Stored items
▬▬▬▬▬▬▬▬▬▬
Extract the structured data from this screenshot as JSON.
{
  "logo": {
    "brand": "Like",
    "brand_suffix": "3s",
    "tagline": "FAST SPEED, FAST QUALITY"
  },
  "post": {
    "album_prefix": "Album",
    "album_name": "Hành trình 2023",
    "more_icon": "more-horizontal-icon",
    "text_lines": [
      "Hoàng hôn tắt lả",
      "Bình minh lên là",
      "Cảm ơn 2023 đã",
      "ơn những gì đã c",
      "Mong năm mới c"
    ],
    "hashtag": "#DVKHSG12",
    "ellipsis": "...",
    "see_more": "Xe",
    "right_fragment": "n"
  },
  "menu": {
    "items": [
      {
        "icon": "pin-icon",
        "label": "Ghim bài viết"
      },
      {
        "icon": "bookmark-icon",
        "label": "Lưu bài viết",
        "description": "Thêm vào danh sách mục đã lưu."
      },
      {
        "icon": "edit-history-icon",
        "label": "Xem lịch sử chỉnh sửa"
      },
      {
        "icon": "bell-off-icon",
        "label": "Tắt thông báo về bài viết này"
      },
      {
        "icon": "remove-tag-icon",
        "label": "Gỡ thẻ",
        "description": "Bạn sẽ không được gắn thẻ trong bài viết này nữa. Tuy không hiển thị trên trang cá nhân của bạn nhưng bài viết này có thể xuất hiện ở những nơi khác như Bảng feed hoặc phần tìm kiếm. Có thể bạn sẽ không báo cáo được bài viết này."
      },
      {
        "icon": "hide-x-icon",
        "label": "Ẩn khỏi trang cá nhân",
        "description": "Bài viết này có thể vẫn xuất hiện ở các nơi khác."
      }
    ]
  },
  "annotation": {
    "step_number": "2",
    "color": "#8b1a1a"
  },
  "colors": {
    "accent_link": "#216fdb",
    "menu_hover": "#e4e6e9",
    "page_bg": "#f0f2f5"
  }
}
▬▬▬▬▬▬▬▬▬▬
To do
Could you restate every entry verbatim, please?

Your solution
Extract the structured data from this screenshot as JSON.
{
  "logo": {
    "brand": "Like",
    "brand_suffix": "3s",
    "tagline": "FAST SPEED, FAST QUALITY"
  },
  "post": {
    "album_prefix": "Album",
    "album_name": "Hành trình 2023",
    "more_icon": "more-horizontal-icon",
    "text_lines": [
      "Hoàng hôn tắt lả",
      "Bình minh lên là",
      "Cảm ơn 2023 đã",
      "ơn những gì đã c",
      "Mong năm mới c"
    ],
    "hashtag": "#DVKHSG12",
    "ellipsis": "...",
    "see_more": "Xe",
    "right_fragment": "n"
  },
  "menu": {
    "items": [
      {
        "icon": "pin-icon",
        "label": "Ghim bài viết"
      },
      {
        "icon": "bookmark-icon",
        "label": "Lưu bài viết",
        "description": "Thêm vào danh sách mục đã lưu."
      },
      {
        "icon": "edit-history-icon",
        "label": "Xem lịch sử chỉnh sửa"
      },
      {
        "icon": "bell-off-icon",
        "label": "Tắt thông báo về bài viết này"
      },
      {
        "icon": "remove-tag-icon",
        "label": "Gỡ thẻ",
        "description": "Bạn sẽ không được gắn thẻ trong bài viết này nữa. Tuy không hiển thị trên trang cá nhân của bạn nhưng bài viết này có thể xuất hiện ở những nơi khác như Bảng feed hoặc phần tìm kiếm. Có thể bạn sẽ không báo cáo được bài viết này."
      },
      {
        "icon": "hide-x-icon",
        "label": "Ẩn khỏi trang cá nhân",
        "description": "Bài viết này có thể vẫn xuất hiện ở các nơi khác."
      }
    ]
  },
  "annotation": {
    "step_number": "2",
    "color": "#8b1a1a"
  },
  "colors": {
    "accent_link": "#216fdb",
    "menu_hover": "#e4e6e9",
    "page_bg": "#f0f2f5"
  }
}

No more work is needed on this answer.